The D.C. Circuit Court of Appeals refused to reconsider an earlier decision that ruled the process for accommodating religious objections to the birth control benefit of the Affordable Care Act did not burden the group’s rights.
It was an outrageous—and ultimately false—story of 20 teens in a small high school in Texas having chlamydia that finally got media outlets to discuss whether kids need medically accurate information.
The decision released Tuesday is a strong endorsement of the Obama administration’s accommodation process for religiously affiliated nonprofits that object to providing contraception in health-care plans.
The Affordable Care Act is proving to be a great tool to help women obtain contraception. But there are more obstacles to contraception to be addressed, from religion-based shaming to simple transportation issues.
More than half of Texans who were surveyed in a new university study said that they have faced at least one barrier to accessing cervical cancer screenings, family planning care, or other reproductive health services.
The new guidelines clarify that insurers must cover at least one of each of the 18 FDA-approved methods of birth control, as well as cancer screenings and preventive care for transgender people.
After the Colorado legislature rejected funds for a program that reduced teen pregnancies in Colorado by 40 percent over five years, the state’s chief medical officer said he’ll seek money for the program from private foundations.
The National Women’s Law Center found that many insurers aren’t properly covering birth control, maternity care, preventive services, and care related to gender transition.

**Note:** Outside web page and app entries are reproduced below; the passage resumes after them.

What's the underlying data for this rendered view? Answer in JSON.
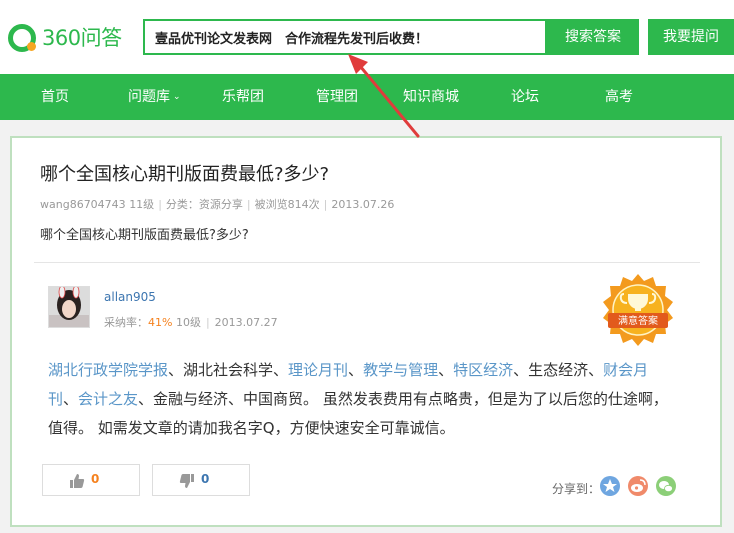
{
  "header": {
    "logo_text": "360问答",
    "search": {
      "value": "壹品优刊论文发表网　合作流程先发刊后收费！",
      "button": "搜索答案"
    },
    "ask_button": "我要提问"
  },
  "nav": {
    "items": [
      {
        "label": "首页"
      },
      {
        "label": "问题库",
        "dropdown": true
      },
      {
        "label": "乐帮团"
      },
      {
        "label": "管理团"
      },
      {
        "label": "知识商城"
      },
      {
        "label": "论坛"
      },
      {
        "label": "高考"
      }
    ]
  },
  "question": {
    "title": "哪个全国核心期刊版面费最低?多少?",
    "meta": {
      "user": "wang86704743",
      "level": "11级",
      "category": "分类：资源分享",
      "views": "被浏览814次",
      "date": "2013.07.26"
    },
    "body": "哪个全国核心期刊版面费最低?多少?"
  },
  "answer": {
    "user": "allan905",
    "adopt_label": "采纳率：",
    "adopt_rate": "41%",
    "level": "10级",
    "date": "2013.07.27",
    "badge": "满意答案",
    "segments": [
      {
        "text": "湖北行政学院学报",
        "link": true
      },
      {
        "text": "、湖北社会科学、",
        "link": false
      },
      {
        "text": "理论月刊",
        "link": true
      },
      {
        "text": "、",
        "link": false
      },
      {
        "text": "教学与管理",
        "link": true
      },
      {
        "text": "、",
        "link": false
      },
      {
        "text": "特区经济",
        "link": true
      },
      {
        "text": "、生态经济、",
        "link": false
      },
      {
        "text": "财会月刊",
        "link": true
      },
      {
        "text": "、",
        "link": false
      },
      {
        "text": "会计之友",
        "link": true
      },
      {
        "text": "、金融与经济、中国商贸。 虽然发表费用有点略贵，但是为了以后您的仕途啊，值得。 如需发文章的请加我名字Q，方便快速安全可靠诚信。",
        "link": false
      }
    ],
    "upvotes": "0",
    "downvotes": "0",
    "share_label": "分享到："
  },
  "colors": {
    "brand": "#2db84d",
    "link": "#5a96c8",
    "accent": "#f5821f",
    "arrow": "#e03c3c"
  }
}
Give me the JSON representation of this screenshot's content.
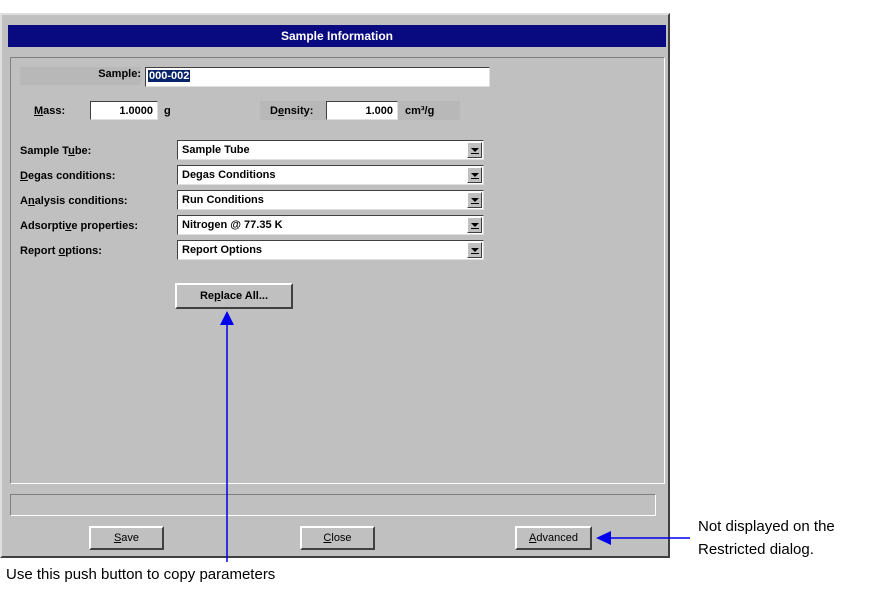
{
  "window": {
    "title": "Sample Information"
  },
  "sample": {
    "label": "Sample:",
    "value": "000-002"
  },
  "mass": {
    "label_pre": "",
    "label_u": "M",
    "label_post": "ass:",
    "value": "1.0000",
    "unit": "g"
  },
  "density": {
    "label_pre": "D",
    "label_u": "e",
    "label_post": "nsity:",
    "value": "1.000",
    "unit": "cm³/g"
  },
  "rows": [
    {
      "label_pre": "Sample T",
      "label_u": "u",
      "label_post": "be:",
      "value": "Sample Tube"
    },
    {
      "label_pre": "",
      "label_u": "D",
      "label_post": "egas conditions:",
      "value": "Degas Conditions"
    },
    {
      "label_pre": "A",
      "label_u": "n",
      "label_post": "alysis conditions:",
      "value": "Run Conditions"
    },
    {
      "label_pre": "Adsorpti",
      "label_u": "v",
      "label_post": "e properties:",
      "value": "Nitrogen @ 77.35 K"
    },
    {
      "label_pre": "Report ",
      "label_u": "o",
      "label_post": "ptions:",
      "value": "Report Options"
    }
  ],
  "buttons": {
    "replace_pre": "Re",
    "replace_u": "p",
    "replace_post": "lace All...",
    "save_u": "S",
    "save_post": "ave",
    "close_u": "C",
    "close_post": "lose",
    "advanced_u": "A",
    "advanced_post": "dvanced"
  },
  "annotations": {
    "advanced_note_line1": "Not displayed on the",
    "advanced_note_line2": "Restricted dialog.",
    "replace_note": "Use this push button to copy parameters"
  },
  "colors": {
    "title_bg": "#0a0a80",
    "arrow": "#0000ee",
    "dialog_bg": "#c0c0c0"
  }
}
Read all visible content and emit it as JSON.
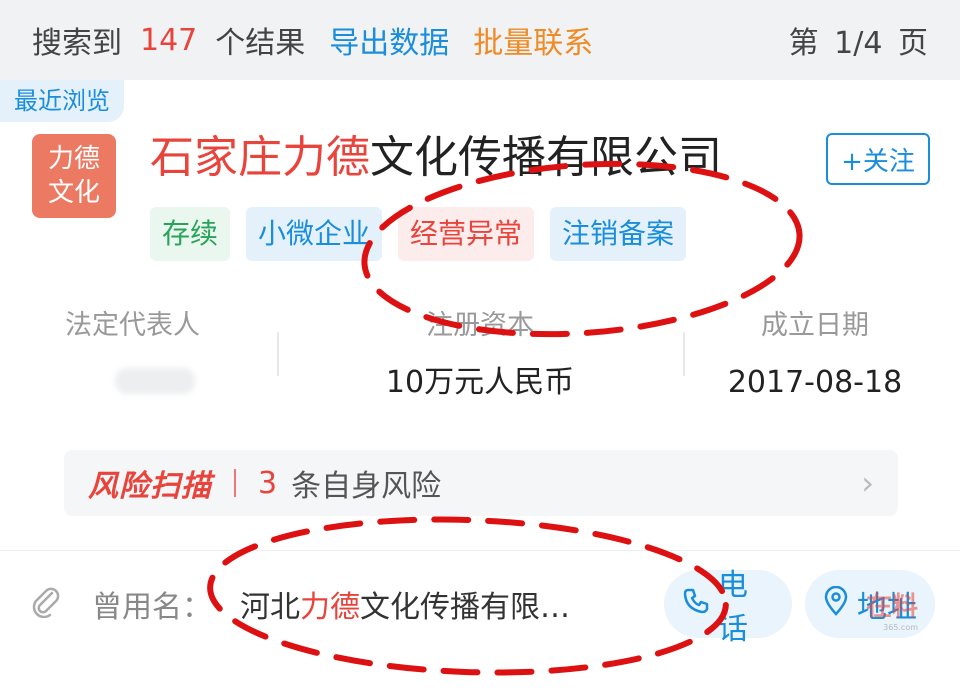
{
  "header": {
    "found_prefix": "搜索到",
    "count": "147",
    "found_suffix": "个结果",
    "export_label": "导出数据",
    "batch_label": "批量联系",
    "pagination": "第 1/4 页"
  },
  "recent_badge": "最近浏览",
  "company": {
    "logo_line1": "力德",
    "logo_line2": "文化",
    "name_prefix": "石家庄力德",
    "name_rest": "文化传播有限公司",
    "follow_label": "+关注",
    "tags": [
      {
        "label": "存续",
        "color": "green"
      },
      {
        "label": "小微企业",
        "color": "blue"
      },
      {
        "label": "经营异常",
        "color": "red"
      },
      {
        "label": "注销备案",
        "color": "blue"
      }
    ]
  },
  "info": {
    "legal_rep_label": "法定代表人",
    "capital_label": "注册资本",
    "capital_value": "10万元人民币",
    "founded_label": "成立日期",
    "founded_value": "2017-08-18"
  },
  "risk": {
    "brand": "风险扫描",
    "count": "3",
    "text": "条自身风险",
    "chevron": "›"
  },
  "former_name": {
    "label": "曾用名：",
    "prefix": "河北",
    "highlight": "力德",
    "rest": "文化传播有限…",
    "phone_label": "电话",
    "address_label": "地址"
  },
  "watermark": {
    "text": "在料",
    "sub": "365.com"
  },
  "icons": [
    "paperclip-icon",
    "phone-icon",
    "location-pin-icon",
    "chevron-right-icon"
  ],
  "colors": {
    "accent": "#1a8ddb",
    "highlight": "#e8443c",
    "orange": "#f08a24",
    "logo_bg": "#ec7a63",
    "annotation": "#dd1111"
  }
}
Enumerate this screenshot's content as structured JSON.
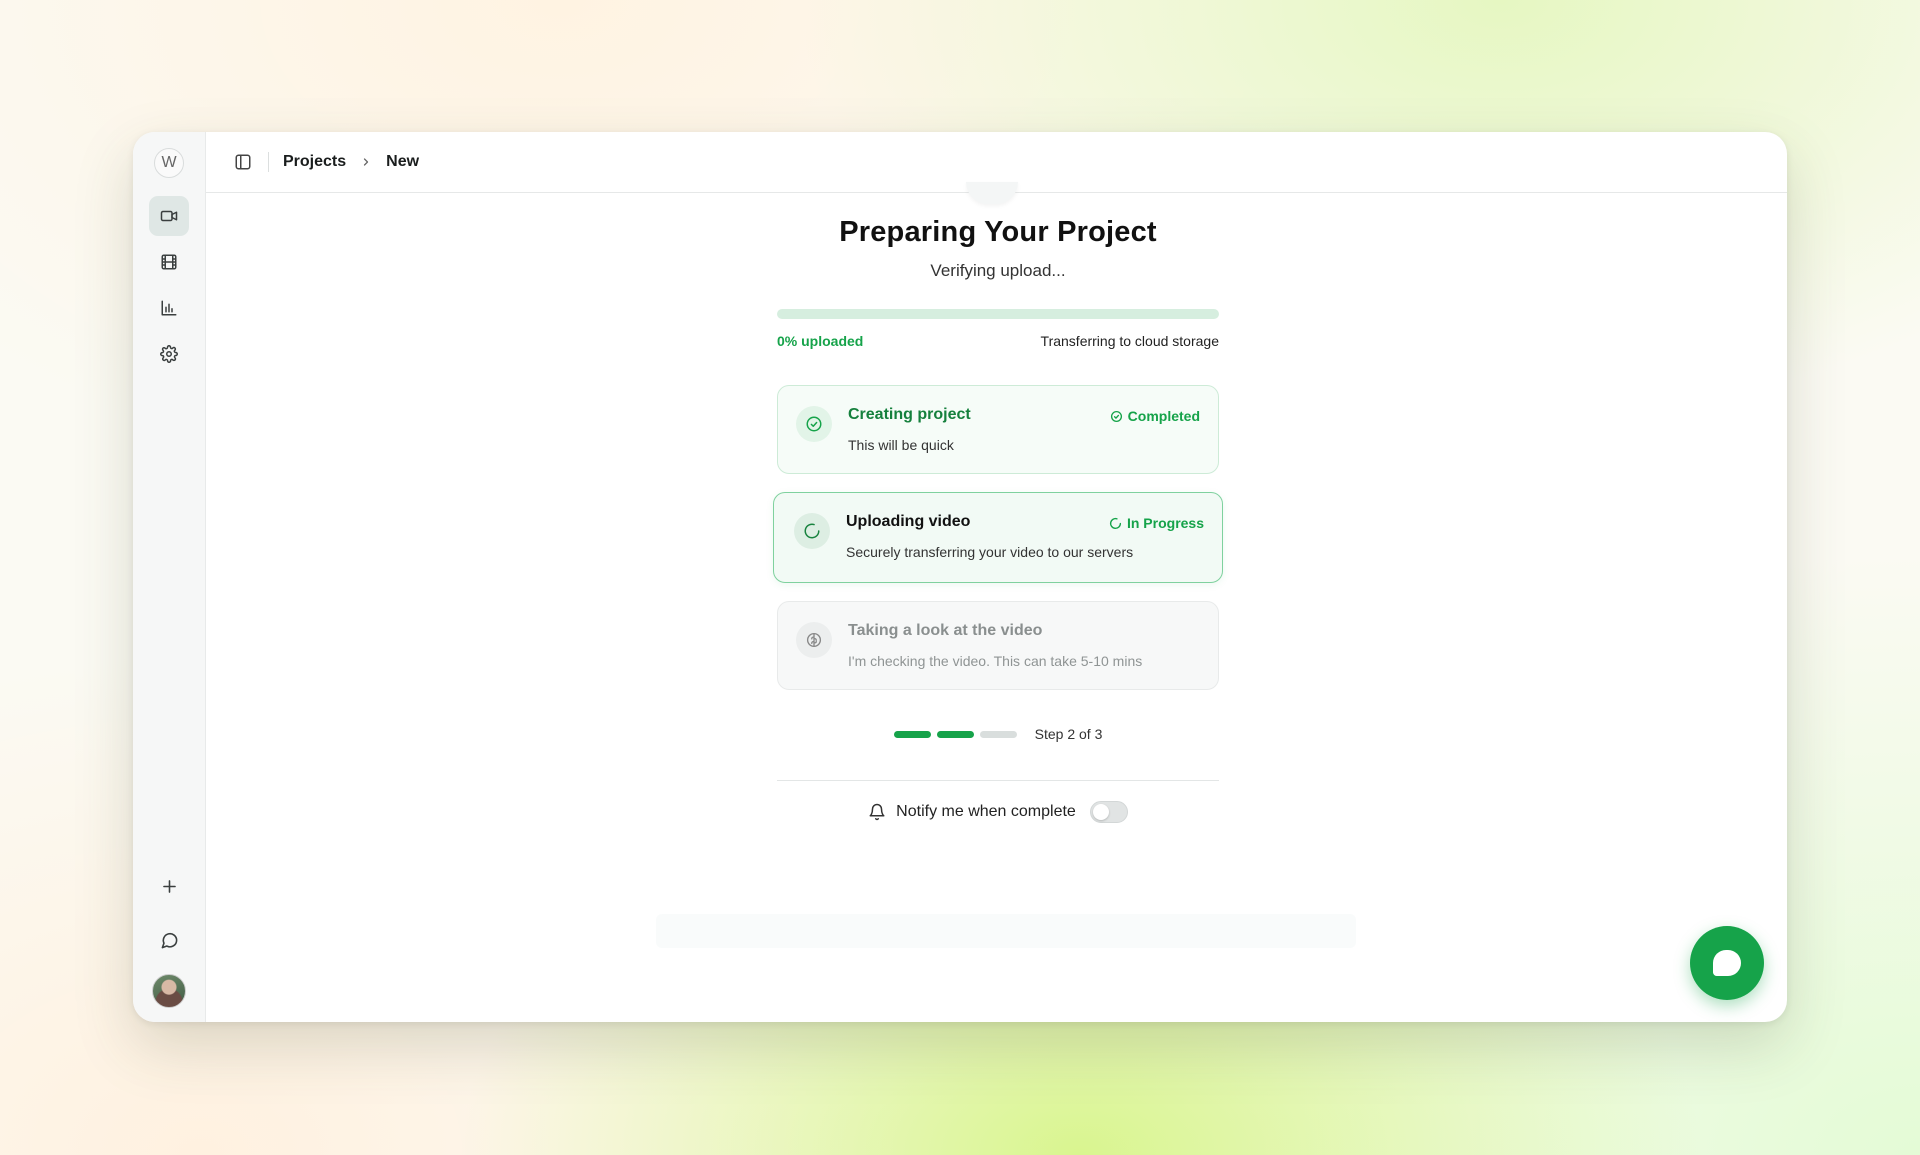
{
  "app": {
    "logo_letter": "W"
  },
  "sidebar": {
    "items": [
      {
        "name": "video",
        "icon": "video-camera-icon",
        "active": true
      },
      {
        "name": "film",
        "icon": "film-icon",
        "active": false
      },
      {
        "name": "analytics",
        "icon": "bar-chart-icon",
        "active": false
      },
      {
        "name": "settings",
        "icon": "gear-icon",
        "active": false
      }
    ],
    "bottom": [
      "plus-icon",
      "chat-bubble-icon",
      "user-avatar"
    ]
  },
  "breadcrumb": {
    "items": [
      "Projects",
      "New"
    ]
  },
  "main": {
    "title": "Preparing Your Project",
    "subtitle": "Verifying upload...",
    "progress": {
      "fraction": 0,
      "percent_label": "0% uploaded",
      "destination": "Transferring to cloud storage"
    },
    "steps": [
      {
        "title": "Creating project",
        "description": "This will be quick",
        "status": "Completed",
        "state": "completed"
      },
      {
        "title": "Uploading video",
        "description": "Securely transferring your video to our servers",
        "status": "In Progress",
        "state": "active"
      },
      {
        "title": "Taking a look at the video",
        "description": "I'm checking the video. This can take 5-10 mins",
        "status": "",
        "state": "pending"
      }
    ],
    "step_indicator": {
      "current": 2,
      "total": 3,
      "label": "Step 2 of 3"
    },
    "notify": {
      "label": "Notify me when complete",
      "enabled": false
    }
  },
  "colors": {
    "accent": "#16a34a",
    "accent_light": "#d6eedf",
    "card_border": "#cdebd7"
  }
}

A senate committee killed a bill, in a 3-2 party-line vote, that would have provided $5 million to the Colorado Family Planning Initiative program.